Villa Soriano is the country's oldest European settlement, dating back to 1624. Little more than a village, some 1200 people call Villa Soriano home; many of these earn a living from fishing. There is little to do here other than to stroll around the quiet streets, visit the old colonial church, one of the first built in Uruguay, and walk along the pleasant wooden jetty.
Uruguay is divided northeast to southwest by the Negro River. To the north lies an area of hilly meadows broken by streams and rivers which provides fertile grazing land for sheep and cattle.
There is an old saying that Uruguay is one giant estancia bordered by the sea. One soon understands this when staying with the gauchos at large ranches like Estancia Las Calera, La Rabida, and La Sirena.
Salto is the centre of the cattle-raising area and home of the gauchos, Uruguay's colourful cowboys. There are the ruins of two meat-salting plants that date to the 1870's, where meat was salted and sent to feed the slaves in Brazil. It is possible to buy bargain priced amethyst and polished agate in the shops.
Paysandu was founded as a European village in 1769 on the shore of the Uruguay River and today is the region's main industrial town, and is well known for leather, wool, sugar, beer, milk and other agriculture products. The attractive cathedral on the main square and the old cemetery are worth a visit.
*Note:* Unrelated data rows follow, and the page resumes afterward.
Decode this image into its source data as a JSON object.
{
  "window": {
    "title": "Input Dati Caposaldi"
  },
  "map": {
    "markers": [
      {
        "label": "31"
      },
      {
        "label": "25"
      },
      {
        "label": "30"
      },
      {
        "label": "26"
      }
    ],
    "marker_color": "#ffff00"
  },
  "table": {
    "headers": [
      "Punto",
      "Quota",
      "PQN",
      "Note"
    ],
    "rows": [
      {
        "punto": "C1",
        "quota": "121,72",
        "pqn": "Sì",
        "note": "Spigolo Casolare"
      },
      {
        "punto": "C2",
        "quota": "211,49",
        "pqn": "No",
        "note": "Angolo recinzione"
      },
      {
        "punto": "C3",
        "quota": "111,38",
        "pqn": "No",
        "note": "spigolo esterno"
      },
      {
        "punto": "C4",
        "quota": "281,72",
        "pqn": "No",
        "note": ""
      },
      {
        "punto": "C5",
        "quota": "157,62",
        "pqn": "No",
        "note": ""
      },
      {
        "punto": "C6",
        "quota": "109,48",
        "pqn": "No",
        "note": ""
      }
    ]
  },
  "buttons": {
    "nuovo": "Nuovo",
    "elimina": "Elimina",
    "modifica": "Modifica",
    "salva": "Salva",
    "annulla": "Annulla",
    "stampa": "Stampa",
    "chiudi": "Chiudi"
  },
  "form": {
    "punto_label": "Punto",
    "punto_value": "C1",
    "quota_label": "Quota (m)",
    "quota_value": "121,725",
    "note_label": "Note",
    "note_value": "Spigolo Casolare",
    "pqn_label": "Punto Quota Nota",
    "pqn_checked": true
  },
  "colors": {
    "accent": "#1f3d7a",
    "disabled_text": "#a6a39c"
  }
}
From Paysandu, visitors may cross the bridge for a day's excursion in Argentina.
There is much more to see in this tiny country - "Como Uruguay no hay" - There is no country like Uruguay, say the Uruguayans, justifiably proud of their small country.